(Related: 6 Types of Financial Advisor)
Prospecting is tough.
Few people say, “Thank goodness you called. I’m ready to do something. What’s next?”
Some say, “Not interested.” Others let the “click” on the phone line do the talking for them. Some string you along.
But some give answers indicating they are interested, but not at this moment. How can you stay on their radar without being a pest?
Staying on the Radar Is an Art, Not a Science
The key to successful prospecting is having many prospects. Many experienced producers will tell you some you thought were live prospects are stringing you along, yet suddenly you get a call from someone you thought was a lost cause. The conversation might start with: “We talked several months ago. I saved your card…”
The challenge is you don’t know who’s who. Here are two guidelines that can help.
- You need to “touch” a person at least six times before you get onto their radar screen.
- Different people have different preferred channels of communication. Find the right one.
Staying on the Radar
Most agents and advisors of a certain age have seen episodes of Columbo, the 1971-2003 TV series starring Peter Falk. It’s a cult series often on MeTV and other cable channels. The plots usually featured Lieutenant Columbo determining early on the identity of the murderer and continually showing up (staying on their radar) until they confessed. Some lists of the most famous fictional detectives place him high, if not topping the list. (1) His tagline was: “Just one more thing…” He perfected follow up.
Channeling Your Inner Columbo
Here are seven ways agents and advisors can stay on a prospect’s radar, without being pushy.
- Find the right channel. Some prospects favor e-mail. Others texts. Some read mail. Others answer phone calls. Some hold conversations when they run into people. Try three channels. See which one gets a reply. That’s your primary channel for future contact.
- New information. That’s where Columbo was brilliant. His rationale for continually turning up was to share various new developments in the case. This would be information he thought they would consider important. If you do this well, your prospect will connect hearing from you with learning something new and valuable.
- Your newsletter. It’s probably sent via e-mail. Maybe you can tailor it with compliance-approved content that plugs in place. It’s informative, not salesy.

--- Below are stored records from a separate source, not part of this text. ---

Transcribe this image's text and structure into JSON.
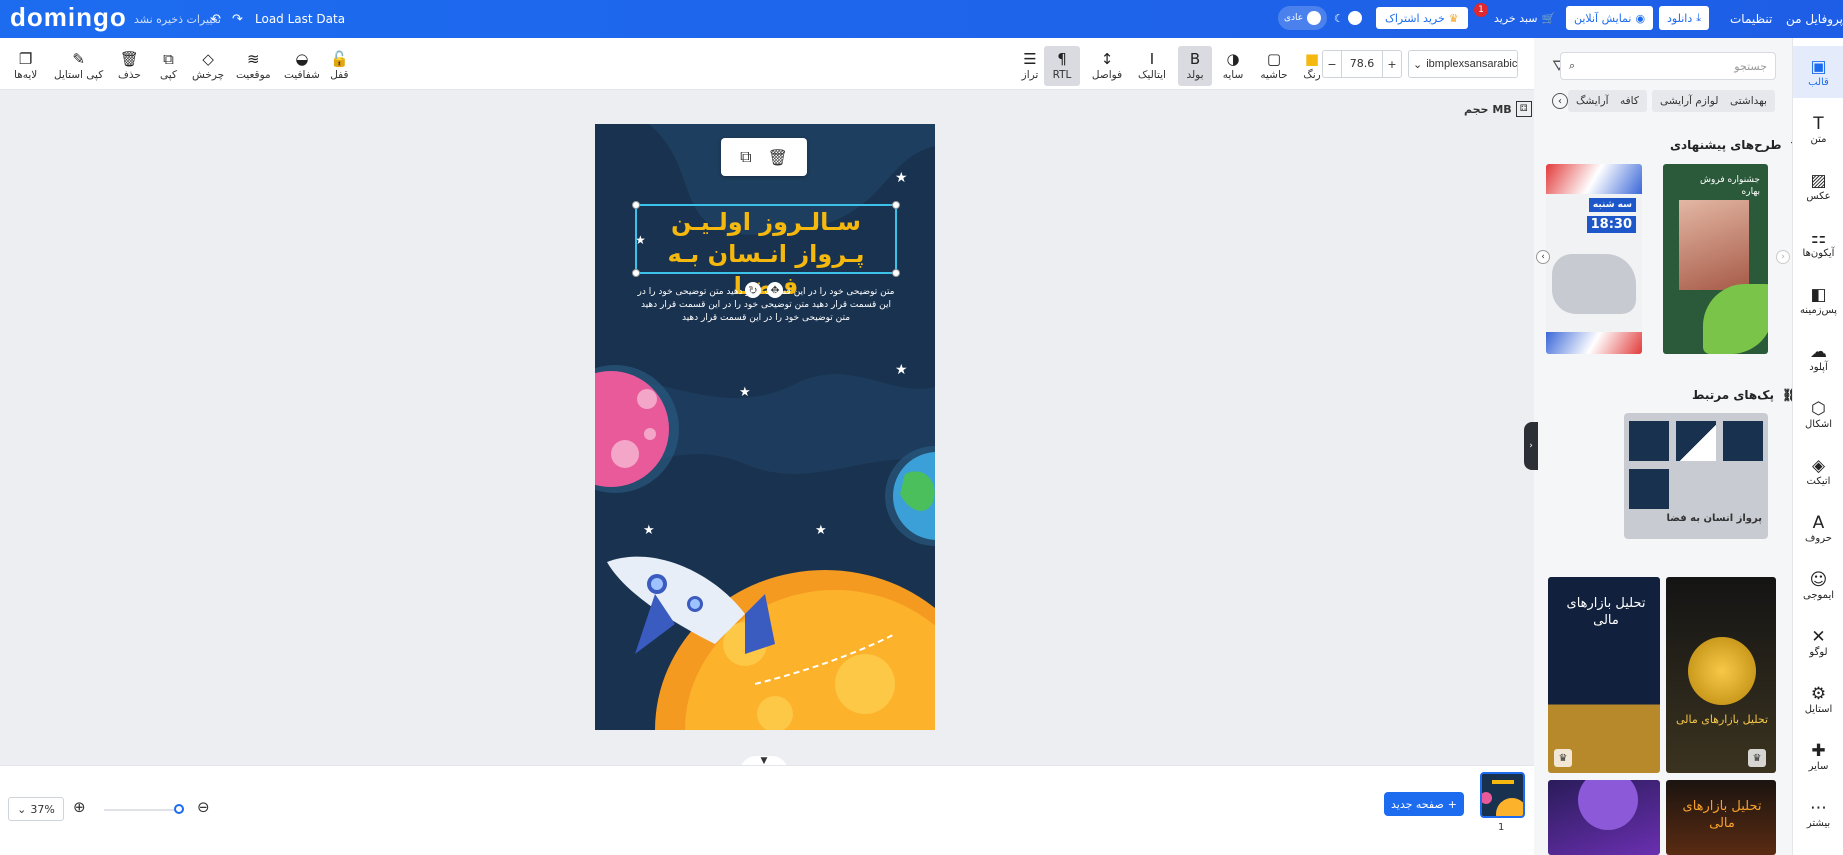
{
  "topbar": {
    "logo": "domingo",
    "unsaved": "تغییرات ذخیره نشد",
    "undo_icon": "undo-icon",
    "redo_icon": "redo-icon",
    "load_last": "Load Last Data",
    "theme_label": "عادی",
    "subscribe": "خرید اشتراک",
    "cart": "سبد خرید",
    "cart_count": "1",
    "preview": "نمایش آنلاین",
    "download": "دانلود",
    "settings": "تنظیمات",
    "profile": "پروفایل من"
  },
  "toolbar": {
    "tools_left": [
      {
        "name": "layers",
        "label": "لایه‌ها",
        "icon": "❐"
      },
      {
        "name": "copy-style",
        "label": "کپی استایل",
        "icon": "✎"
      },
      {
        "name": "delete",
        "label": "حذف",
        "icon": "🗑"
      },
      {
        "name": "copy",
        "label": "کپی",
        "icon": "⧉"
      },
      {
        "name": "rotate",
        "label": "چرخش",
        "icon": "◇"
      },
      {
        "name": "position",
        "label": "موقعیت",
        "icon": "≋"
      },
      {
        "name": "opacity",
        "label": "شفافیت",
        "icon": "◒"
      },
      {
        "name": "lock",
        "label": "قفل",
        "icon": "🔓"
      }
    ],
    "tools_right": [
      {
        "name": "align",
        "label": "تراز",
        "icon": "☰"
      },
      {
        "name": "rtl",
        "label": "RTL",
        "icon": "¶"
      },
      {
        "name": "spacing",
        "label": "فواصل",
        "icon": "↕"
      },
      {
        "name": "italic",
        "label": "ایتالیک",
        "icon": "I"
      },
      {
        "name": "bold",
        "label": "بولد",
        "icon": "B"
      },
      {
        "name": "shadow",
        "label": "سایه",
        "icon": "◑"
      },
      {
        "name": "border",
        "label": "حاشیه",
        "icon": "▢"
      },
      {
        "name": "color",
        "label": "رنگ",
        "icon": "■"
      }
    ],
    "font_size": "78.6",
    "font_name": "ibmplexsansarabic",
    "color_value": "#f5b80f"
  },
  "canvas": {
    "size_label": "حجم MB",
    "title_line1": "سـالـروز اولـیـن",
    "title_line2": "پـرواز انـسان بـه فـضـا",
    "body_text": "متن توضیحی خود را در این قسمت قرار دهید متن توضیحی خود را در این قسمت قرار دهید متن توضیحی خود را در این قسمت قرار دهید متن توضیحی خود را در این قسمت قرار دهید"
  },
  "bottom": {
    "zoom": "37%",
    "new_page": "صفحه جدید",
    "page_number": "1"
  },
  "sidebar": {
    "search_placeholder": "جستجو",
    "chips": [
      "بهداشتی",
      "لوازم آرایشی",
      "کافه",
      "آرایشگ"
    ],
    "suggested_title": "طرح‌های پیشنهادی",
    "packs_title": "پک‌های مرتبط",
    "pack_name": "پرواز انسان به فضا",
    "thumb1_text": "سه شنبه",
    "thumb1_time": "18:30",
    "thumb2_text": "جشنواره فروش بهاره",
    "card1_title": "تحلیل بازارهای مالی",
    "card2_title": "تحلیل بازارهای مالی",
    "card3_title": "تحلیل بازارهای مالی"
  },
  "rightnav": [
    {
      "name": "template",
      "label": "قالب",
      "icon": "▣"
    },
    {
      "name": "text",
      "label": "متن",
      "icon": "T"
    },
    {
      "name": "photo",
      "label": "عکس",
      "icon": "▨"
    },
    {
      "name": "icons",
      "label": "آیکون‌ها",
      "icon": "⚏"
    },
    {
      "name": "background",
      "label": "پس‌زمینه",
      "icon": "◧"
    },
    {
      "name": "upload",
      "label": "آپلود",
      "icon": "☁"
    },
    {
      "name": "shapes",
      "label": "اشکال",
      "icon": "⬡"
    },
    {
      "name": "sticker",
      "label": "اتیکت",
      "icon": "◈"
    },
    {
      "name": "fonts",
      "label": "حروف",
      "icon": "A"
    },
    {
      "name": "emoji",
      "label": "ایموجی",
      "icon": "☺"
    },
    {
      "name": "logo",
      "label": "لوگو",
      "icon": "✕"
    },
    {
      "name": "style",
      "label": "استایل",
      "icon": "⚙"
    },
    {
      "name": "other",
      "label": "سایر",
      "icon": "✚"
    },
    {
      "name": "more",
      "label": "بیشتر",
      "icon": "⋯"
    }
  ]
}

- Relevant articles. What’s old becomes new again. Years ago, I was taught to clip an interesting article from the newspaper and send it to a client or prospect with a note: “Thought you might find this interesting.” Although you can buy several copies of the paper and mail the same article to many people, the individuality says: “Of all the people he could send this to, she chose me.” Some advisors copy articles (illegal, copyright rules) or send links (impersonal). An irregularly shaped newspaper clipping gets attention.
- Postcards on vacation. Some clients and prospects are close friends. A California advisor sends postcards when they travel! They take a second to read. The photo is interesting. He picked up a big account this way. Postcards communicate: “Thinking of you.”
- Phone calls. In a perfect world, prospects tell you: “Call me after tax refund checks arrive.” That rarely happens. Perhaps a call a month, ideally with new information will keep your name familiar. Even if it’s only on voicemail or caller ID, they are reminded who you are.
- Seeing them. We often prospect social acquaintances. You see them at parties and meetings often. If you zoom over and bring up business, they will quickly start avoiding you. If you are a fan of the 1990’s cult British sitcom Keeping Up Appearances, (2) you are familiar with the line: “It’s the Bucket woman!” When you see people, make sincere small talk. Ask about their family and recent vacations. They will respect your tact.
10 Turnoffs to Avoid
You’ve seen salesmanship executed badly. Just in case, here’s a reminder:
- Calling often, maybe every day. They will avoid your calls.
- Directly jumping into business. Whatever happened to polite small talk?
- Being blunt. Have you made a decision yet?
- Dismissing the spouse. Can’t you think for yourself?
- Sounding desperate. If this was romance, desperate people don’t get dates.
- Being pushy. This opportunity is too good to miss.
- It’s all about me. Please sign. I really need to hit my numbers this month.
- Getting their name wrong. I really care about you Mister Smith…I mean Mr. Smythe.
- Will you make up your mind? I don’t have all day.
- You can back out anytime. You are under no obligation.
Why Efficient Follow Up Works
People make decisions on their own timetables. They might be waiting on a bonus check or insurance settlement. Their current agent may be retiring, but they want to stick with them until it’s official. This is why you have many prospects in the pipeline. Some come through earlier than expected, others never do.
Good follow up works for another unexpected reason. If you are prospecting business owners, middle managers and professionals, some of them work in sales or have sales departments reporting to them. They often complain to their fellow managers that many of their salespeople are terrible at follow up. You are demonstrating this skill. It earns their admiration.
— Read 10 Ways to Tactfully Get Your Point Across, on ThinkAdvisor.
Bryce Sanders is president of Perceptive Business Solutions Inc. He provides high-net-worth client acquisition training for the financial services industry. is book, “Captivating the Wealthy Investor,” can be found on Amazon.